Are Australians who use pharmaceutical drugs for non-medical purposes more likely to be diagnosed with/treated for mental illnesses, compared to those who use pharmaceutical drugs for medical purposes only?

In general, a larger proportion of Australians who have used pharmaceutical drugsfor non-medical purposes have been diagnosed with/treated for a mental illness, compared to those who have used pharmaceutical drugs for medical purposes only.

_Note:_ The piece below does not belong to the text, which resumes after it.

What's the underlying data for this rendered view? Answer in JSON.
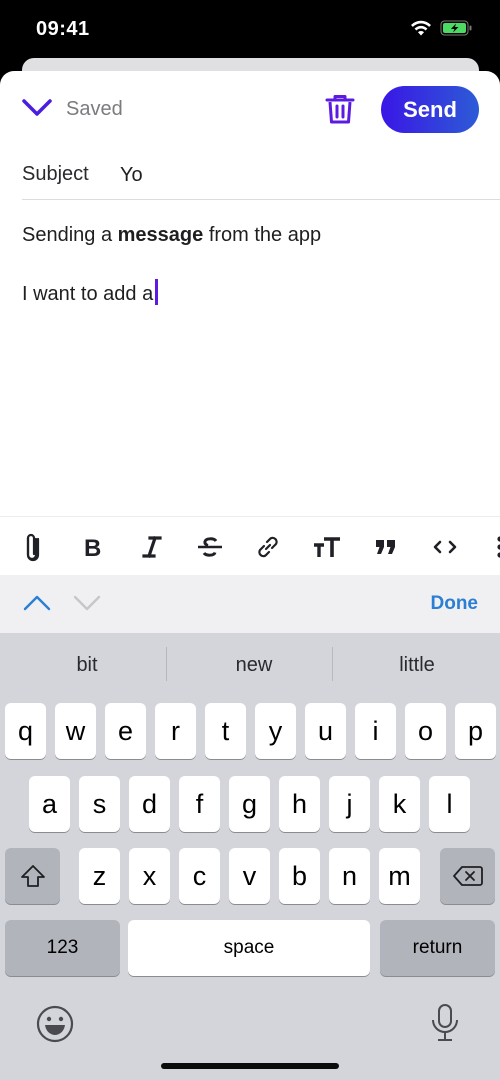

Among Australians who have used pain-killers/pain-relievers/opioids for medical purposes in their lifetime, 17% have been diagnosed and/or treated for a mental illness compared to 25% who have used pain-killers/pain-relievers/opioids for non-medical purposes in their lifetime, and 29% who have used pain-killers/pain-relievers/opioids for non-medical purposes in the past 12 months. Among Australians who have used tranquillisers/sleeping pills for medical purposes in their lifetime, 30% have been diagnosed and/or treated for a mental illness compared to 31% who have used tranquillisers/sleeping pills for non-medical purposes in their lifetime, and 35% who have used tranquillisers/sleeping pills for non-medical purposes in the past 12 months. Among Australians who have used methadone/buprenorphine for medical purposes in their lifetime, 36% have been diagnosed and/or treated for a mental illness compared to 47% who have used methadone/buprenorphine for non-medical purposes in their lifetime, and 53% who have used methadone/buprenorphine for non-medical purposes in the past 12 months. Among Australians who have used pharmaceutical drugs for medical purposes in their lifetime, 17% have been diagnosed and/or treated for a mental illness compared to 25% who have used pharmaceutical drugs for non-medical purposes in their lifetime, and 29% who have used pharmaceutical drugs for non-medical purposes in the past 12 months.

Source: Australian Institute of Health and Welfare (AIHW). 2016 National Drug Strategy Household Survey (NCETA secondary analysis, 2019).

†This FAQ uses data from the National Drug Strategy Household Survey, which defines the pharmaceutical drugs referred to in this question as: the medical or non-medical use of pain-killers/pain-relievers/opioids (panadeine forte, nurofen plus, mersyndol, disprin forte, morphine and oxycodone (excluding paracetamol, asprin and ibuprofen where these drugs are the only active ingredients)), tranquillisers/sleeping pills (e.g., sleepers, benzos, tranks, temazzies, temaze, rivotril, serepax, serries, xanax, xannies, stilnox, rohypnol, rowies, valium) and methadone/buprenorphine (e.g., done, junk, jungle juice, bupe, sub).

Please note: The proportion of individuals who use pharmaceutical drugs for non-medical purposes and have been diagnosed with a mental illness reported here may differ from other FAQs, due to response rate variations in the source data.

Non-medical use: A drug used:

  • By itself to induce a drug experience or feeling; or
  • With other drugs in order to enhance a drug experience.